▸ **Work order**:
Go line by line through the entries below and copy those containing the string "JSON".
◇ ◇ ◇ ◇ ◇
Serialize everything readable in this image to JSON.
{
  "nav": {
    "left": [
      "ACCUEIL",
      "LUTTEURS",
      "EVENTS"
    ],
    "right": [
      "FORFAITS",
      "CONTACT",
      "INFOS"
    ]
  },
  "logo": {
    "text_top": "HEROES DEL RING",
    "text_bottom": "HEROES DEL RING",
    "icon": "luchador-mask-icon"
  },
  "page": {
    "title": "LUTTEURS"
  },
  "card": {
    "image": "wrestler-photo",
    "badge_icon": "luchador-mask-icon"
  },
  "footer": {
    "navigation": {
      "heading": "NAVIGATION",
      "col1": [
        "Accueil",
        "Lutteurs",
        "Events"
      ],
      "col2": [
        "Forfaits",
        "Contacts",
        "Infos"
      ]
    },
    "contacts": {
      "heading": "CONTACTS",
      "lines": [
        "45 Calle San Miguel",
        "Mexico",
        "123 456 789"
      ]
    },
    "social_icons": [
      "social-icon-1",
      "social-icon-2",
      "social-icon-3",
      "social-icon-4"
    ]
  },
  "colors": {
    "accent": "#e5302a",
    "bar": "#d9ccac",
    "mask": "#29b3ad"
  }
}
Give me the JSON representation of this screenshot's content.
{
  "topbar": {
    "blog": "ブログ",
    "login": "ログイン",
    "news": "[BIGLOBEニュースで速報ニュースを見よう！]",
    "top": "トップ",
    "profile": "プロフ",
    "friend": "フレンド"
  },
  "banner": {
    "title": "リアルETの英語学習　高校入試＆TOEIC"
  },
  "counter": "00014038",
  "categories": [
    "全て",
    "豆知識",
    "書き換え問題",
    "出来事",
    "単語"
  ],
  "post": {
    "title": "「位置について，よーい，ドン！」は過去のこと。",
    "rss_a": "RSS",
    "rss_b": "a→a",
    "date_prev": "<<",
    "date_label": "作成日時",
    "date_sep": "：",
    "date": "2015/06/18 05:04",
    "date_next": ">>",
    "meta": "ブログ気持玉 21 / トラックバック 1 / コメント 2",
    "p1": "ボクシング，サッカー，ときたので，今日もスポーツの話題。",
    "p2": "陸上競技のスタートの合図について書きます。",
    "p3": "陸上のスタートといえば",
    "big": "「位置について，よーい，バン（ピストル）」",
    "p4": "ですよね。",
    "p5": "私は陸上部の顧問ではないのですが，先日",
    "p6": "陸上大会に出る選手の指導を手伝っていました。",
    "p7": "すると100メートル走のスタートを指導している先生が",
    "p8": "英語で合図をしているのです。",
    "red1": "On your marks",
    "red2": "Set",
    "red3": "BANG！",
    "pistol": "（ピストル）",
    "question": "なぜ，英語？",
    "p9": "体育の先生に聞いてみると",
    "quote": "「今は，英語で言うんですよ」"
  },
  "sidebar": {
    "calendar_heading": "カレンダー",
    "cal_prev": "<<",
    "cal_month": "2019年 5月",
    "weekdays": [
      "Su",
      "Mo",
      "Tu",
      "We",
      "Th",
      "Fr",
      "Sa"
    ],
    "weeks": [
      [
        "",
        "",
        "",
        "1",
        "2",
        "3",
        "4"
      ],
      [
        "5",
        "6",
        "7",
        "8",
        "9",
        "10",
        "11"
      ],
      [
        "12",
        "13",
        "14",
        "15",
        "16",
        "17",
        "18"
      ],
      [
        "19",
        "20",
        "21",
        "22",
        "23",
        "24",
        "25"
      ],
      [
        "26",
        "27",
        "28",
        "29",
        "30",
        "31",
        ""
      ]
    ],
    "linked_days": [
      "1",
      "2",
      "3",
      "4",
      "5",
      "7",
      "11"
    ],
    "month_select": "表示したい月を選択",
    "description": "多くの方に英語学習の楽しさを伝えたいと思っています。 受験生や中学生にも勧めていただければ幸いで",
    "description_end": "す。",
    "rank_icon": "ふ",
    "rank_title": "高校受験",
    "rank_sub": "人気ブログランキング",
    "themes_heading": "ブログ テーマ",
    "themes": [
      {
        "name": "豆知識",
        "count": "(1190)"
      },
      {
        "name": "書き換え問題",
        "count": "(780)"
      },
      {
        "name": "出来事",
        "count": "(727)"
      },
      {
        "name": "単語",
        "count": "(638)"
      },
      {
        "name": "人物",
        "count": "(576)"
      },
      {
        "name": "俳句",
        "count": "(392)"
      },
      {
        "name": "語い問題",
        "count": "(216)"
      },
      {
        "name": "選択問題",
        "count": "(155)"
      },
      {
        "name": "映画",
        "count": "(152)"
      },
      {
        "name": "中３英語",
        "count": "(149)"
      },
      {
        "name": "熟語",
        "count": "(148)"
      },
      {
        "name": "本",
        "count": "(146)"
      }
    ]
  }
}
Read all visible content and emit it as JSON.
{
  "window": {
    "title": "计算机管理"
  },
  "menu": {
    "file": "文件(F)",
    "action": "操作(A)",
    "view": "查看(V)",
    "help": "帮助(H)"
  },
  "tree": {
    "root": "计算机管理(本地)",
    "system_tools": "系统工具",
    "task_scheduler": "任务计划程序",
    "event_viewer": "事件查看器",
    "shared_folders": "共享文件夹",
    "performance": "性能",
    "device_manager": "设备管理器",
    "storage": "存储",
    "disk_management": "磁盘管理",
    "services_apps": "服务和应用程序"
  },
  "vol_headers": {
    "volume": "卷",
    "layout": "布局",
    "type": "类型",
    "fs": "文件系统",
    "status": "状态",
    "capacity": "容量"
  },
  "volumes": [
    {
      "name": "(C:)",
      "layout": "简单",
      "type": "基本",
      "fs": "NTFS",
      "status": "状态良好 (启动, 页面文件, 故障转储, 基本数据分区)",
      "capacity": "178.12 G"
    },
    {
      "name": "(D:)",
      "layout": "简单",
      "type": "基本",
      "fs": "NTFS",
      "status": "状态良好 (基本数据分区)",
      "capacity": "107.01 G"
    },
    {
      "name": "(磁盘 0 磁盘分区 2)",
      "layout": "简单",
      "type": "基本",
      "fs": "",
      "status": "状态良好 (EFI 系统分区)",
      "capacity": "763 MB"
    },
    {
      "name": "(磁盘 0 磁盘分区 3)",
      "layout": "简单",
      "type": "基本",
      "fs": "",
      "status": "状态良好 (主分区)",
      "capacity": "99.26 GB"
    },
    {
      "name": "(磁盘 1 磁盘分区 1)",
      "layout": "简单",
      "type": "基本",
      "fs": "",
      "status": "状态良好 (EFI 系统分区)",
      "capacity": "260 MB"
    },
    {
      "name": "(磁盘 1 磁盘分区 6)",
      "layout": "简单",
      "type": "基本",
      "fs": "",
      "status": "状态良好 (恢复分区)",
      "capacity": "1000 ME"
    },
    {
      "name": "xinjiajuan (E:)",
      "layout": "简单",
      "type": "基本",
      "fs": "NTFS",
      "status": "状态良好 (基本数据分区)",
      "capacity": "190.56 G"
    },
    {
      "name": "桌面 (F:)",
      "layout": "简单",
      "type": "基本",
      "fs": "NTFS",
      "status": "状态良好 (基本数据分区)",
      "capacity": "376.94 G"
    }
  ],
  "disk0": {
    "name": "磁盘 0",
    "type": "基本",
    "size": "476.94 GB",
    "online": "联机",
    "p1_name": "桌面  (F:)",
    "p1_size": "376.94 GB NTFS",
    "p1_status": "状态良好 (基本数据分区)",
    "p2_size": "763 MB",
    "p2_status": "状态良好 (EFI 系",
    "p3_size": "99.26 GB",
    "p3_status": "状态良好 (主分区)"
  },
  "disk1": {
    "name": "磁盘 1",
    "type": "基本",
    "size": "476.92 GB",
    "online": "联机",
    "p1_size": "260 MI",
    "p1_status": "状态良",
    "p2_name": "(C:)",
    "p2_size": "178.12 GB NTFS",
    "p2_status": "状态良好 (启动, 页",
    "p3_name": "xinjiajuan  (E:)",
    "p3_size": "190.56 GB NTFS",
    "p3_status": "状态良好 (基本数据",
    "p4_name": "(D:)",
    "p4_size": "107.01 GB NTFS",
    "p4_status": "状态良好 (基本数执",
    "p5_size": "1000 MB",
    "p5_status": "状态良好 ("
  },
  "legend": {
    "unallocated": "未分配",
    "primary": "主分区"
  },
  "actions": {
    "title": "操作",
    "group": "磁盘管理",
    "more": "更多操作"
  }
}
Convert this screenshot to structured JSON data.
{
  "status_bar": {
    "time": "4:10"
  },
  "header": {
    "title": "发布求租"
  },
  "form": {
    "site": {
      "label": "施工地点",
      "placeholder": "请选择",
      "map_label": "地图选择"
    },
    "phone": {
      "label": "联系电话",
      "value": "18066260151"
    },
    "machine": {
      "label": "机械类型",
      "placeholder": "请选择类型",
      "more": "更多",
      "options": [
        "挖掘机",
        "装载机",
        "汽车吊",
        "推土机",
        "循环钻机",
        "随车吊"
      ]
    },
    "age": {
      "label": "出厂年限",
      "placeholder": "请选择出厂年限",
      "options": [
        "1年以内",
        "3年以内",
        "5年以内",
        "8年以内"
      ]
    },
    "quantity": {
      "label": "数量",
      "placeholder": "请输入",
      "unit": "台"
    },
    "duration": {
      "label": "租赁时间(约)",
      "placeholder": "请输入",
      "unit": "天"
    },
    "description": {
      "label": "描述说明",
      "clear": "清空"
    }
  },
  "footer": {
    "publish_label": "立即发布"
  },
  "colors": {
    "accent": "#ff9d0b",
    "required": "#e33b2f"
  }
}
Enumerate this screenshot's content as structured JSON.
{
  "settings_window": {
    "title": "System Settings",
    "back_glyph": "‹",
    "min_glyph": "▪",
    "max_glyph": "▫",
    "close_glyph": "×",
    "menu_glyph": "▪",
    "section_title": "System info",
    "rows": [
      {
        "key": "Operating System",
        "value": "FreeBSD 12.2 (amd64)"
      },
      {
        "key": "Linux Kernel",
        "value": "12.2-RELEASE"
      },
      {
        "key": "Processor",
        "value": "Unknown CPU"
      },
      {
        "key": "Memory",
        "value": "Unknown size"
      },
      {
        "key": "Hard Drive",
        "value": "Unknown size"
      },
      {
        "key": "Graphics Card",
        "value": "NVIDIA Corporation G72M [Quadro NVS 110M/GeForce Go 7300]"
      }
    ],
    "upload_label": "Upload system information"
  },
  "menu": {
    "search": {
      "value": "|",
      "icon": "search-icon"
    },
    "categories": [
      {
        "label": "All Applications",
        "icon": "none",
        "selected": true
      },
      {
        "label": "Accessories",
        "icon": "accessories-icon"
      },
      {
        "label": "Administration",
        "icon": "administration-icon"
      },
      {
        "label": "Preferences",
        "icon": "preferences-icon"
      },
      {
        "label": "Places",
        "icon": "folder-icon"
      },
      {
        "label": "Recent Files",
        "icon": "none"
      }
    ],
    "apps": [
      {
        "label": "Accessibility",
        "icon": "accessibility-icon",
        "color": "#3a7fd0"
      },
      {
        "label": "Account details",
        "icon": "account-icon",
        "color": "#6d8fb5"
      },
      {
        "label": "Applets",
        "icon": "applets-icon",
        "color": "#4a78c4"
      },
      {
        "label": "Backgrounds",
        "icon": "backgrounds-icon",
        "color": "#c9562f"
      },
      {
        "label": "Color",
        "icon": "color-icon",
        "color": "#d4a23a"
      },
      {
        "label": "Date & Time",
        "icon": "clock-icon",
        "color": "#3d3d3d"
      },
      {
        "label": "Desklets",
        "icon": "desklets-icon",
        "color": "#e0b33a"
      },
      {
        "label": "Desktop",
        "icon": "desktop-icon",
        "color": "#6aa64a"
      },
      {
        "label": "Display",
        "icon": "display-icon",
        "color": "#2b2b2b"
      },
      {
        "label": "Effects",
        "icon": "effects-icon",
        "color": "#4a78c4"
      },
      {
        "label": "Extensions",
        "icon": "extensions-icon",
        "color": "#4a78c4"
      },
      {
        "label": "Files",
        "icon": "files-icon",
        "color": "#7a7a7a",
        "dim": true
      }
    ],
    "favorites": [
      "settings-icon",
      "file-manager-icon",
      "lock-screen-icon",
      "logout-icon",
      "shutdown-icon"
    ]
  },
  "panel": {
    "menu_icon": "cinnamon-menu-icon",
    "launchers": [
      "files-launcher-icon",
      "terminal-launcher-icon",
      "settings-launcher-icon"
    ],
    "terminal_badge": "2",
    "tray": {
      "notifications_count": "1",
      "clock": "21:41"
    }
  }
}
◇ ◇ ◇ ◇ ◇
▸ **Finished exercise**:
Serialize everything readable in this image to JSON.
Give me the JSON representation of this screenshot's content.
Read all visible content and emit it as JSON.
Convert this screenshot to structured JSON data.
Enumerate this screenshot's content as structured JSON.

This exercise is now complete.